Gone are the days when only men filled jobs in construction. There has never been a better time for women to consider a career in the trades.
When you think of the trade industry, the image of a brawny man in dirty work boots may come to mind. But this lingering stereotype couldn’t be further from the truth.
Women cemented their place in the United State’s skilled labor force during World War II, filling positions they were often excluded from while the men went off to fight. Today, with gender roles changing and trade industry opportunities for women increasing, we’re seeing more and more women considering careers in the trades.
A recent National Kitchen & Bath Association career survey of high school students showed interest levels in skilled trade careers are almost as high among females as males. Interest in remodeling and renovation ranked highest for females with high school class/training programs, largely derived from social media and working on home improvement projects.
While learning a new skill and good pay were some of the perceived benefits of the trade industry, the study also indicated demanding physical work and a skepticism about salaries were some of the drawbacks.
Emily Pilloton is the founder and executive director of Girls Garage, a nonprofit design-and-build program and dedicated workspace for girls and female-identifying youths ages nine to 18. Pilloton and the 460 “fierce builder girls” she and her team have mentored since 2013 have designed and built more than 130 projects of varying sizes and scopes.
“I’m thrilled to even be having this conversation,” Pilloton told Family Handyman. “The more stories about women in the trades, the better.”
Over the past few years, there has been a growing shortage of skilled trades workers in specific areas. The American Welding Society predicts a need for 400,000 more welders by 2024. In HVAC and electric, job openings are expected to grow by 14 percent through 2024. Since women make up less than 10 percent of skilled trade jobs in the country, according to Career School Now, many trades are looking at women to fill some of these roles.
Despite the desire to fill open roles with qualified women candidates, Pilloton stresses the danger of brands, companies and communities “tokenizing” women in the trades. She urges decision-makers to see women not as something different on the jobsite but just as “talented, professional people who are an integral part of the trades.”
Marketing to women often starts early. Camps such as Girls Garage, Girls Build and Tools and Tiaras help introduce young girls to the trades. In 2015, the Women in Trucking Association worked with the Girl Scouts to create a badge for trucking. Likewise, Girls Garage has awarded more than 1,000 achievement badges to girls mastering new tools and skills.
HVAC technicians, welders, construction managers, electricians, plumbers — you can train and become one of these skilled tradespeople in roughly half the time and at half the cost than if you spent four years at an expensive university.
Consider: The average cost of a four-year college degree is well over $100,000. A trade school can take less than a year to complete and costs, on average, less than $35,000. So you could be earning money at a trade job long before a college graduate makes their first student loan payment.
Speaking of salary, depending on the trade you could expect to earn about $50,000 annually, according to the Bureau of Labor Statistics. And with the right opportunities for advancement, working your way into a construction management position could net you in the six-figure range.

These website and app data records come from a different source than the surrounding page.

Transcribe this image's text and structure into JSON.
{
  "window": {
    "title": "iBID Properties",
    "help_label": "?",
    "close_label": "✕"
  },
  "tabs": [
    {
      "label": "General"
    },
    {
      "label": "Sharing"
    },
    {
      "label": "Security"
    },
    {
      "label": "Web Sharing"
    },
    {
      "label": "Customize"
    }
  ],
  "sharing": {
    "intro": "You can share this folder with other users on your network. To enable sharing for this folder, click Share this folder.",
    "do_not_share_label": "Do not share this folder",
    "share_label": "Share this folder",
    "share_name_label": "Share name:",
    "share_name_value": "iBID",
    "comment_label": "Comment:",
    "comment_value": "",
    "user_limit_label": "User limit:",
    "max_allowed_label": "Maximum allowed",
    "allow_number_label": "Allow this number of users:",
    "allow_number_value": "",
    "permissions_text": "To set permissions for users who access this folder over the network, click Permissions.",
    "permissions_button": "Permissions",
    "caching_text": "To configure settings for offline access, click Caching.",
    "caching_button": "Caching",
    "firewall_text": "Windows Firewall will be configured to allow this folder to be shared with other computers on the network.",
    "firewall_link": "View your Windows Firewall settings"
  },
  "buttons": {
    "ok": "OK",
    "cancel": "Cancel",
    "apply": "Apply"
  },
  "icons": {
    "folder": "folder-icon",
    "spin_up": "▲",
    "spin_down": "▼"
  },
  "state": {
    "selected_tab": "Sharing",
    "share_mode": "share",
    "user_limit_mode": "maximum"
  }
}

Trade careers also offer a hands-on environment that’s fast-paced and ever-changing. In addition there is great job security, as the gap in qualified individuals with trade knowledge and skills in America widens at an alarming rate.
Unfortunately, women still face a variety of challenges and obstacles in male-dominated industries, including stereotypes, lack of mentoring and sexual harassment. While women account for more than half of all workers within several industry sectors in the U.S., they’re still substantially underrepresented in careers like construction and manufacturing.
As more and more women fill some of these jobs, the need for fair representation increases. Various support networks like Professional Women in Construction aim to support women in these fields and promote workplace diversity.
“I say this to my girls all the time … you can be any type of woman and work in STEM (or the skilled trades),” Pilloton says. “There is always someone you can look to, who looks like you, who has a story like you and who has walked the path before you so you don’t think you’re doing it for the first time alone.”
With all the different trades out there, figuring out which one is right for you is the first step in a career in the industry. Career assessments can help you hone in on what might fit you best. Be sure to research career fairs in your area that focus on the trade industry.
If you already have an idea of what you’d like to do, seek out apprenticeships or assistant positions in your trade of choice. Some states require on-the-job training and classroom education to receive specific licenses or certifications. Many community colleges also offer trade certificates and pathways to apprenticeships. Check out which vocational schools are reputable, and which ones offer good training and job placement programs.
Originally Published: March 08, 2021